By Brian E. Clark
MADISON – The state’s Public Service Commission Thursday to let SBC Wisconsin increase the fee it charges competitors to lease the so-called “last mile” of telephone wire to homes and businesses by 13 to 20 percent.
The wholesale price hike of between $1.50 and $2 follows decisions by regulators in Illinois, Michigan, Indiana and California to approve increases.
Officials from both SBC and the companies that lease lines from the regional carrier criticized the vote, as either too little or too much.
SBC had asked the commission to nearly double its rate here in Wisconsin – from an average of $10 to about $19 – but the panel whittled that down considerably Thursday, agreeing in some areas with SBC’s accounting and disagreeing in others.
In a statement, the commission’s three members said the new rates are “fair and balanced.” They also said they believe competition should continue to grow in the state and that SBC will be sufficiently compensated for use of its network.
Competition among telephone providers continues to increase in Wisconsin, the statement said, which helps to drive prices down and creates more service choices for customers.
The commission will draft a final written order that will include the new rates by Oct. 13, the legal deadline for the order. The rates will take effect when the order is issued. Commissioners said they will closely monitor the telecommunications market to make sure competition continues to flourish and customers have service choices at reasonable rates.
SBC’s competitors – including TDS Telecom, AT&T and MCI – all had argued that SBC was already being fairly compensated for lines the federal government says it must lease to rivals.
They charged that the SBC rate hike was aimed at driving competitors out of business and would result in higher rates for customers, decreased competition and diminished service, especially for small business operators.
SBC officials, however, said keen competition from wireless, cable and Internet phone service providers would hold down prices – though they acknowledged it might cut into competitors’ returns.
The controversy heated up noticably in recent weeks, with both sides buying numerous ads worth hundreds of thousands of dollars to take their case to the public. In addition, the editorial pages of the state’s newspapers and Web sites have been filled with opinion pieces backing or opposing SBC’s request.
Drew Petersen, a spokesman for TDS, said his company was dismayed by the commission’s decision.
“This represents an unnecessary and unwarranted financial subsidy for SBC and an unexpected tax on consumers and the competitive local phone providers who have brought better service, lower prices and more innovative products to our state’s residents,” he said.
In a statement, SBC officials also expressed disappointment with the ruling. They said the $9 hike requested by SBC would have allowed the company to recover its actual costs.
Even with the wholesale rate increase, they said the Badger State’s wholesale rate will continue to be one of the lowest in the country.
“Wisconsin missed a great opportunity to improve the outlook for telecommunications investment and job creation and retention,” the statement said.
“The failure to significantly reduce large government-mandated subsidies does little to show that Wisconsin’s business climate is conducive to additional telecom investment and job growth.

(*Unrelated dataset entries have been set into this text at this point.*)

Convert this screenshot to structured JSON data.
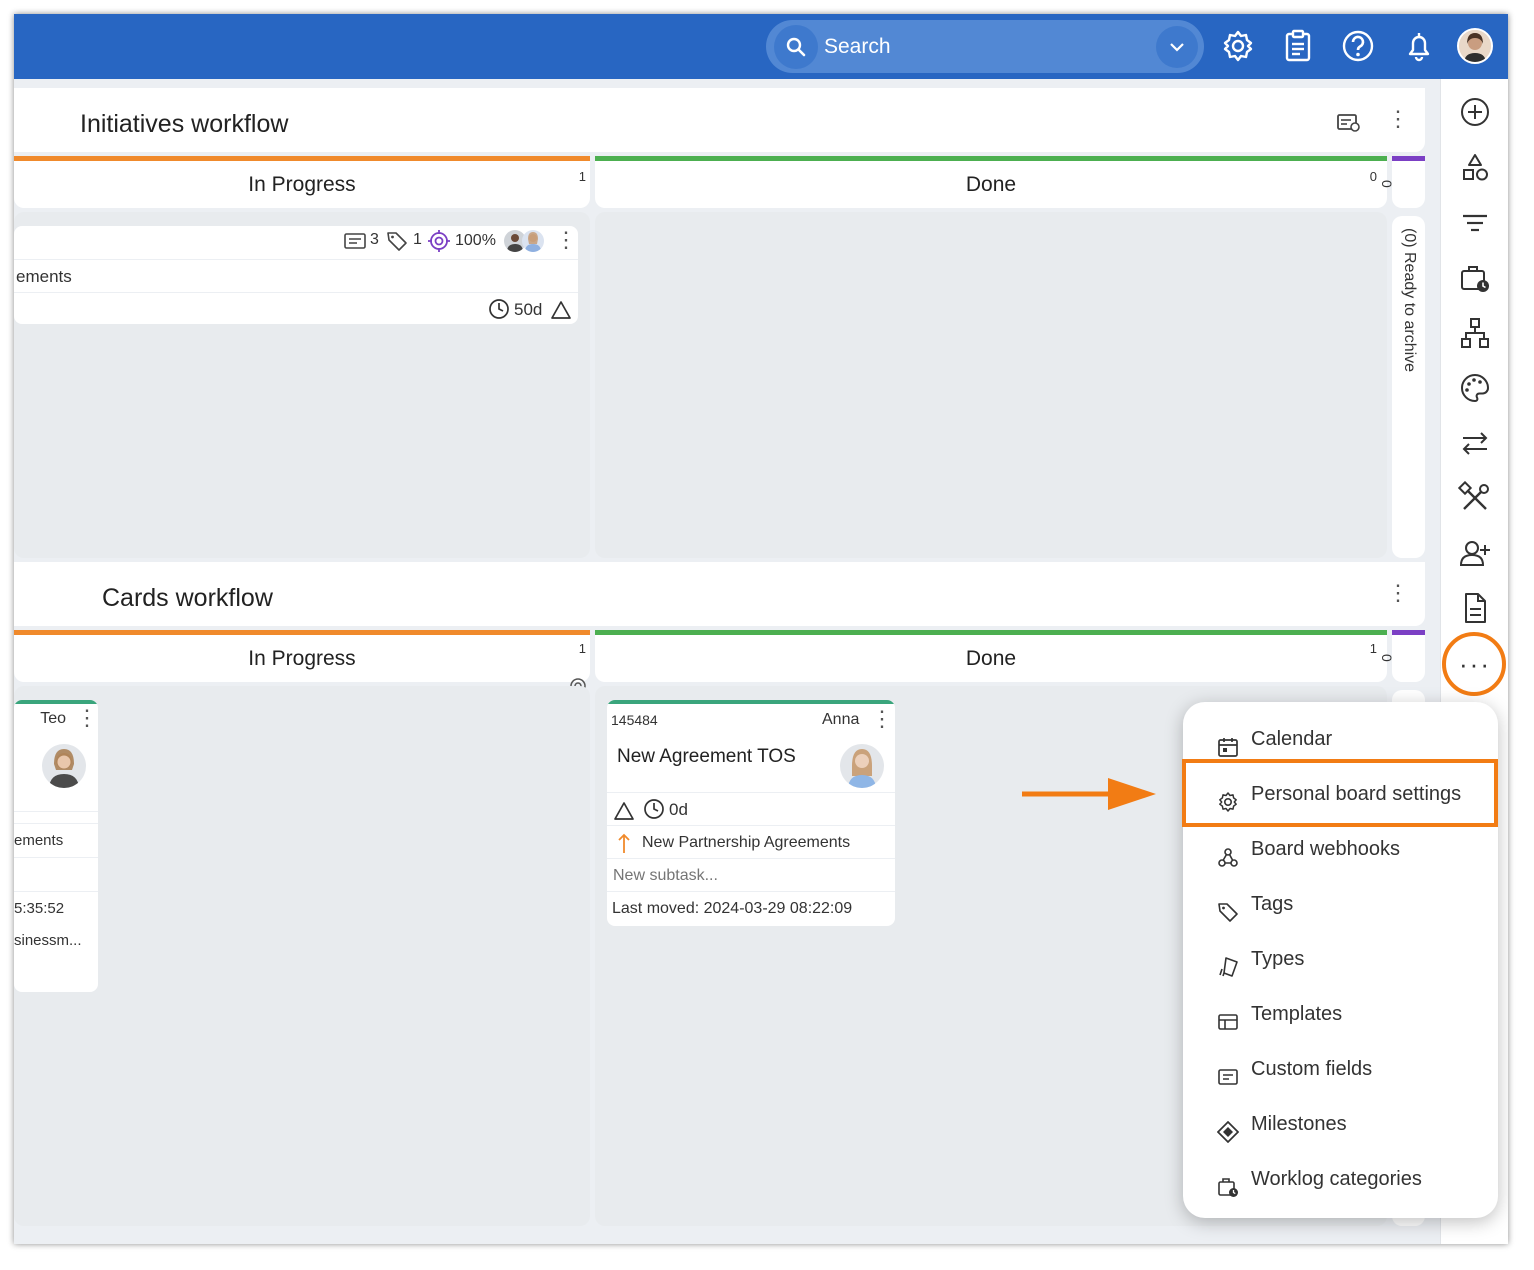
{
  "topbar": {
    "search_placeholder": "Search",
    "icons": [
      "gear-icon",
      "clipboard-icon",
      "help-icon",
      "bell-icon"
    ],
    "color": "#2866c2"
  },
  "rail_icons": [
    "plus-circle-icon",
    "shapes-icon",
    "filter-icon",
    "worklog-icon",
    "hierarchy-icon",
    "palette-icon",
    "swap-icon",
    "tools-icon",
    "add-user-icon",
    "document-icon"
  ],
  "initiatives": {
    "title": "Initiatives workflow",
    "lanes": [
      {
        "name": "In Progress",
        "count": "1",
        "color": "#f08a2c"
      },
      {
        "name": "Done",
        "count": "0",
        "color": "#4caf50"
      },
      {
        "collapsed_count": "0",
        "collapsed_label": "(0) Ready to archive",
        "color": "#7b3fc4"
      }
    ],
    "card": {
      "comments": "3",
      "tags": "1",
      "progress": "100%",
      "title_fragment": "ements",
      "age": "50d"
    }
  },
  "cards_wf": {
    "title": "Cards workflow",
    "lanes": [
      {
        "name": "In Progress",
        "count": "1",
        "color": "#f08a2c"
      },
      {
        "name": "Done",
        "count": "1",
        "color": "#4caf50"
      },
      {
        "collapsed_count": "0",
        "color": "#7b3fc4"
      }
    ],
    "left_card": {
      "owner": "Teo",
      "line1": "ements",
      "line2": "5:35:52",
      "line3": "sinessm..."
    },
    "done_card": {
      "id": "145484",
      "owner": "Anna",
      "title": "New Agreement TOS",
      "age": "0d",
      "parent": "New Partnership Agreements",
      "subtask_placeholder": "New subtask...",
      "last_moved": "Last moved: 2024-03-29 08:22:09",
      "accent": "#3aa57c"
    }
  },
  "menu": {
    "items": [
      {
        "label": "Calendar",
        "icon": "calendar-icon"
      },
      {
        "label": "Personal board settings",
        "icon": "gear-icon"
      },
      {
        "label": "Board webhooks",
        "icon": "webhook-icon"
      },
      {
        "label": "Tags",
        "icon": "tag-icon"
      },
      {
        "label": "Types",
        "icon": "types-icon"
      },
      {
        "label": "Templates",
        "icon": "template-icon"
      },
      {
        "label": "Custom fields",
        "icon": "custom-fields-icon"
      },
      {
        "label": "Milestones",
        "icon": "milestone-icon"
      },
      {
        "label": "Worklog categories",
        "icon": "worklog-icon"
      }
    ],
    "highlight_color": "#f27c14"
  }
}
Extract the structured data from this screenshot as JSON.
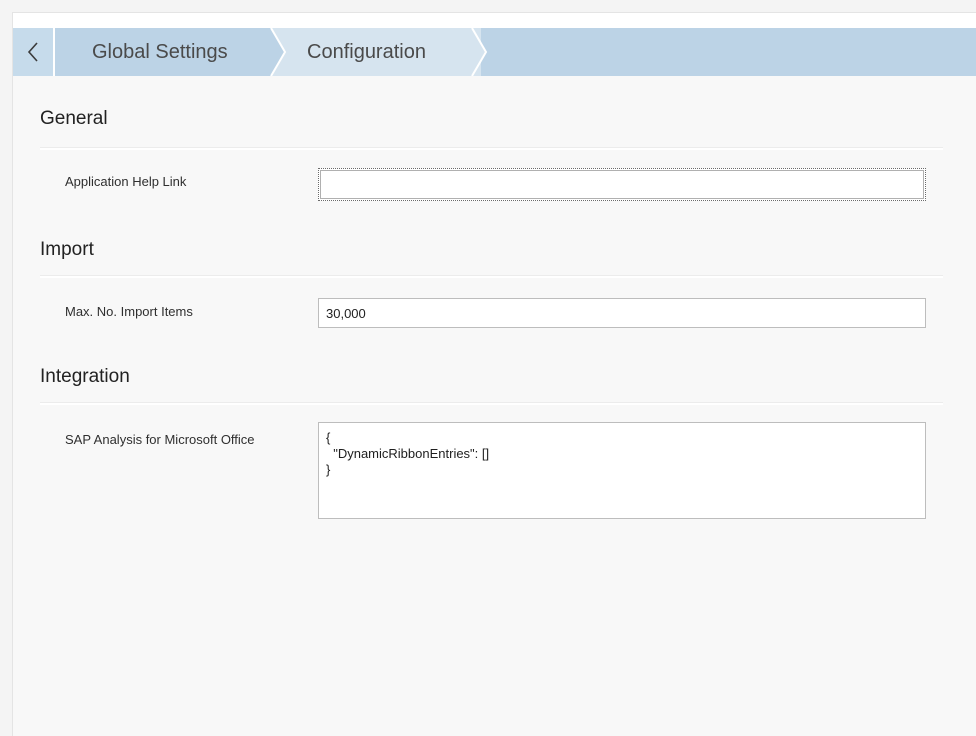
{
  "breadcrumb": {
    "items": [
      {
        "label": "Global Settings"
      },
      {
        "label": "Configuration"
      }
    ]
  },
  "sections": {
    "general": {
      "title": "General",
      "help_link": {
        "label": "Application Help Link",
        "value": ""
      }
    },
    "import": {
      "title": "Import",
      "max_items": {
        "label": "Max. No. Import Items",
        "value": "30,000"
      }
    },
    "integration": {
      "title": "Integration",
      "sap_analysis": {
        "label": "SAP Analysis for Microsoft Office",
        "value": "{\n  \"DynamicRibbonEntries\": []\n}"
      }
    }
  },
  "colors": {
    "breadcrumb_bg": "#bcd3e6",
    "breadcrumb_active": "#d6e4ef",
    "panel_bg": "#f8f8f8"
  },
  "icons": {
    "back": "chevron-left-icon"
  }
}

“Despite false claims made by several other providers, a vote to bring wholesale rates much closer to cost would have been good for consumers. Telecom competition in Wisconsin is vibrant.
“Requiring other providers to pay the actual costs of using leased lines would have strengthened competition and brought consumers greater benefits.”